As its subtitle suggests, Goodnight Brooklyn tells the story of Death by Audio, an ‘underground’ music venue housed in Brooklyn from 2007 to 2014.
The story is presented through a series of documentary-style interviews with Death by Audio’s founders and employees, as well as members of the music scene who worked with, and in some cases lived at, the venue over its seven-year existence. These interviews are interspersed with footage of the venue itself, chronicling the final days of the space, which was bought out by a corporation in 2014.
Its tone is at first excited and vaguely inspirational, when the interviewees describe the heady early days of Death by Audio, and then defeatist, as those who use and enjoy the venue count down the days to its closing.
It seems like a classic underdog story.
But if we examine the film critically, and I think we must, a seamy undercurrent of privilege emerges, one that does not sit easily with me.
This is a story told by white men. Virtually all of the interviewees are white, as are nearly all of the musicians and venue patrons shown in concert footage and photos. This despite the fact that New York is incredibly racially and ethnically diverse – www.baruch.cuny.edu/nycdata/population-geography/pop-demography.htm
Some of this can be chalked up to the fact that Death by Audio is a ‘community of interest’, bringing together people with similar interests and tastes in music, and as such, its patronage might tend to be more homogeneous. But it still feels slimy when an interviewed Rolling Stone reporter calls this distinctly monochromatic venue a ‘democratic space’, when its population does not at all reflect that of its home neighbourhood or its city.
More grating, however, is the lack of female voices in telling the story. Women are clearly part of Death by Audio: women are shown playing in bands, attending shows, and assisting with running the venue, and there are several women among the building’s tenants when the group finally moves out. And yet, only a handful of women are ever interviewed – four to be precise, each for thirty seconds or less, and these do not move the story forward in the way the men’s interviews do.
The thing is, I don’t think the film is intentionally excluding certain voices. I think that the filmmaker (and by extension the main figures in Death by Audio’s history, of whom the filmmaker is one) is so unaware of his privilege that he didn’t take this into consideration. Because that’s exactly what privilege is, and does.

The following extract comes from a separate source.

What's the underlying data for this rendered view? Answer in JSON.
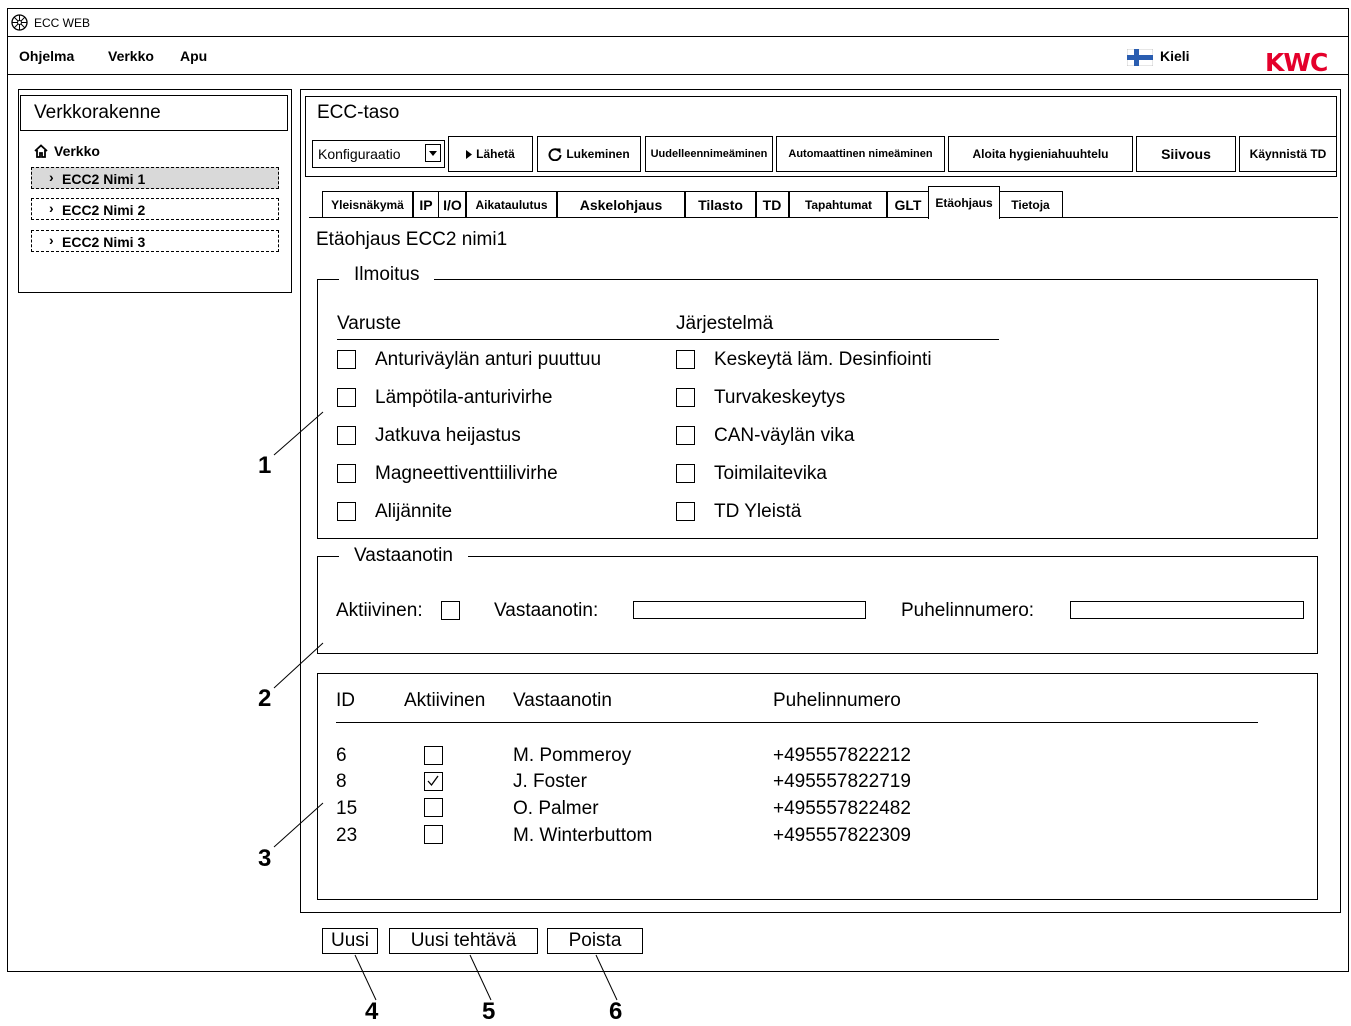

Most concerning to me, however, as I suspect it will be most concerning to the readership of the Monthly, is the way in which the video feeds the romantic myth of the ‘starving artist’.
According to the interviewees, from the beginning, part of Death by Audio’s allure was its location: it was a semi-abandoned building that the landlord couldn’t really rent out for other purposes, and so the tenants were able to live in and renovate the building cheaply, without having to worry about noise complaints.
The interviewees who lived in the building spend a lot of time recounting their living conditions, laughing at the uncomfortable and frankly unsafe environment.
When telling the story of a time ‘raw sewage’ seeped from the ceiling and soaked one tenant’s living space, everyone laughs and jokes about it, telling us how ‘funny’ it was to see. One gets the sense that living in substandard housing is a game for these men, that they treat it as a fun adventure, all part of the artistic ‘no rules’ experience of running Death by Audio.
And I suppose that’s all well and good, if that is how they wish to see it, but their attitude unwittingly makes light of those who cannot choose to not live in such conditions, and of the all-too-common experience of artists who struggle to make ends meet. Again, I do not think the film is intentionally mocking poverty; I think it is simply blinkered by privilege and that blunts whatever edge the film hoped to relay.
“Goodnight Brooklyn:Death by Audio” – was shown in The Green Room, Black Box, Belfast Sunday 22 January as part of the Out to Lunch Festival
Kayla Rush is an American living in Belfast. She is currently PhD candidate in Social Anthropology at Queen’s University, where she is currently writing her doctoral thesis on community arts in Northern Ireland. She is also plays the French horn in several local ensembles. You can find her on Twitter here: @KaylaRush728